Instructions for the task »
Could you write out each of the records below exactly?
(Given data begins)
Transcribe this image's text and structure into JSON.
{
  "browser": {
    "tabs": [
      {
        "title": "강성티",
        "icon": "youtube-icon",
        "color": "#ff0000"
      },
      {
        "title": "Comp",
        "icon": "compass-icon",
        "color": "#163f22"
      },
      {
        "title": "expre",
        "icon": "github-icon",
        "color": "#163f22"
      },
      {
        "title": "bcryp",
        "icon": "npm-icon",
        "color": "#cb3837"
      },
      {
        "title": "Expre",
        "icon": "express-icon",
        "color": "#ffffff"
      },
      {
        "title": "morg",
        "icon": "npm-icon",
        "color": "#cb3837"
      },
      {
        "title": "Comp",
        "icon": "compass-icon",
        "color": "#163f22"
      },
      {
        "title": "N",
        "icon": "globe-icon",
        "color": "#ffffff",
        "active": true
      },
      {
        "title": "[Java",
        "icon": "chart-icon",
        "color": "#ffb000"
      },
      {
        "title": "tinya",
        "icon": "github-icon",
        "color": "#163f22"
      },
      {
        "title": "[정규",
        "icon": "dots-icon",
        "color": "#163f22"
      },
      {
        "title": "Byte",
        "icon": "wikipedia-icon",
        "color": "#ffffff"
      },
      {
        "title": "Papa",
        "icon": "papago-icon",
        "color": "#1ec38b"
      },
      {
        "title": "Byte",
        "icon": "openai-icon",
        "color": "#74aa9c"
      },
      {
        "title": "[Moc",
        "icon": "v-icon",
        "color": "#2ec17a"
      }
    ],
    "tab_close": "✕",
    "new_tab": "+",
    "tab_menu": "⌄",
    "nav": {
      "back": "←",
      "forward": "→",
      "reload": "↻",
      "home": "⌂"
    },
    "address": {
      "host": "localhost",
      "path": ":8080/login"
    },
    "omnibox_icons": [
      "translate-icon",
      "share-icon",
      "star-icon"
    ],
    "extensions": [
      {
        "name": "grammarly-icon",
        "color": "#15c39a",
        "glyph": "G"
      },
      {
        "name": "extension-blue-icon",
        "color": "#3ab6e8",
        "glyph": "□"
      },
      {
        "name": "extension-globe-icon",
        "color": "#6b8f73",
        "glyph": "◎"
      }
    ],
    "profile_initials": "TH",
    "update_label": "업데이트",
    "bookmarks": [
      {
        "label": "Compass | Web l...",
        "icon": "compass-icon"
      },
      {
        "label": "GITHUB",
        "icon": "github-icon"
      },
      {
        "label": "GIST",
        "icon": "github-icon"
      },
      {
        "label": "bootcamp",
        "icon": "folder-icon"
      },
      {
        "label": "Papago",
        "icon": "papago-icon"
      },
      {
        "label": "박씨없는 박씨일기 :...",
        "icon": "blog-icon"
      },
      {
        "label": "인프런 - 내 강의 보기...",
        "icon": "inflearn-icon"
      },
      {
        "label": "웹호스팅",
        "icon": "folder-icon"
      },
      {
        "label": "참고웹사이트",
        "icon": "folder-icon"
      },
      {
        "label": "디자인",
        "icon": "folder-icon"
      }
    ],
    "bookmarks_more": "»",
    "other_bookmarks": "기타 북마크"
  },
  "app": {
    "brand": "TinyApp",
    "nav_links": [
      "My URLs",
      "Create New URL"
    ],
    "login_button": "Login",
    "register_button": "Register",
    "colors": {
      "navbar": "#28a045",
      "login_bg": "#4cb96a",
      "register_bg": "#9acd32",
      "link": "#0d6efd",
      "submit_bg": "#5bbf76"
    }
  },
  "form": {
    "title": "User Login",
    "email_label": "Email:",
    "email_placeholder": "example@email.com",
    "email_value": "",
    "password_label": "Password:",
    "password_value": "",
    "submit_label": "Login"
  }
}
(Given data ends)
Result of this exercise »
Transcribe this image's text and structure into JSON.
{
  "browser": {
    "tabs": [
      {
        "title": "강성티",
        "icon": "youtube-icon",
        "color": "#ff0000"
      },
      {
        "title": "Comp",
        "icon": "compass-icon",
        "color": "#163f22"
      },
      {
        "title": "expre",
        "icon": "github-icon",
        "color": "#163f22"
      },
      {
        "title": "bcryp",
        "icon": "npm-icon",
        "color": "#cb3837"
      },
      {
        "title": "Expre",
        "icon": "express-icon",
        "color": "#ffffff"
      },
      {
        "title": "morg",
        "icon": "npm-icon",
        "color": "#cb3837"
      },
      {
        "title": "Comp",
        "icon": "compass-icon",
        "color": "#163f22"
      },
      {
        "title": "N",
        "icon": "globe-icon",
        "color": "#ffffff",
        "active": true
      },
      {
        "title": "[Java",
        "icon": "chart-icon",
        "color": "#ffb000"
      },
      {
        "title": "tinya",
        "icon": "github-icon",
        "color": "#163f22"
      },
      {
        "title": "[정규",
        "icon": "dots-icon",
        "color": "#163f22"
      },
      {
        "title": "Byte",
        "icon": "wikipedia-icon",
        "color": "#ffffff"
      },
      {
        "title": "Papa",
        "icon": "papago-icon",
        "color": "#1ec38b"
      },
      {
        "title": "Byte",
        "icon": "openai-icon",
        "color": "#74aa9c"
      },
      {
        "title": "[Moc",
        "icon": "v-icon",
        "color": "#2ec17a"
      }
    ],
    "tab_close": "✕",
    "new_tab": "+",
    "tab_menu": "⌄",
    "nav": {
      "back": "←",
      "forward": "→",
      "reload": "↻",
      "home": "⌂"
    },
    "address": {
      "host": "localhost",
      "path": ":8080/login"
    },
    "omnibox_icons": [
      "translate-icon",
      "share-icon",
      "star-icon"
    ],
    "extensions": [
      {
        "name": "grammarly-icon",
        "color": "#15c39a",
        "glyph": "G"
      },
      {
        "name": "extension-blue-icon",
        "color": "#3ab6e8",
        "glyph": "□"
      },
      {
        "name": "extension-globe-icon",
        "color": "#6b8f73",
        "glyph": "◎"
      }
    ],
    "profile_initials": "TH",
    "update_label": "업데이트",
    "bookmarks": [
      {
        "label": "Compass | Web l...",
        "icon": "compass-icon"
      },
      {
        "label": "GITHUB",
        "icon": "github-icon"
      },
      {
        "label": "GIST",
        "icon": "github-icon"
      },
      {
        "label": "bootcamp",
        "icon": "folder-icon"
      },
      {
        "label": "Papago",
        "icon": "papago-icon"
      },
      {
        "label": "박씨없는 박씨일기 :...",
        "icon": "blog-icon"
      },
      {
        "label": "인프런 - 내 강의 보기...",
        "icon": "inflearn-icon"
      },
      {
        "label": "웹호스팅",
        "icon": "folder-icon"
      },
      {
        "label": "참고웹사이트",
        "icon": "folder-icon"
      },
      {
        "label": "디자인",
        "icon": "folder-icon"
      }
    ],
    "bookmarks_more": "»",
    "other_bookmarks": "기타 북마크"
  },
  "app": {
    "brand": "TinyApp",
    "nav_links": [
      "My URLs",
      "Create New URL"
    ],
    "login_button": "Login",
    "register_button": "Register",
    "colors": {
      "navbar": "#28a045",
      "login_bg": "#4cb96a",
      "register_bg": "#9acd32",
      "link": "#0d6efd",
      "submit_bg": "#5bbf76"
    }
  },
  "form": {
    "title": "User Login",
    "email_label": "Email:",
    "email_placeholder": "example@email.com",
    "email_value": "",
    "password_label": "Password:",
    "password_value": "",
    "submit_label": "Login"
  }
}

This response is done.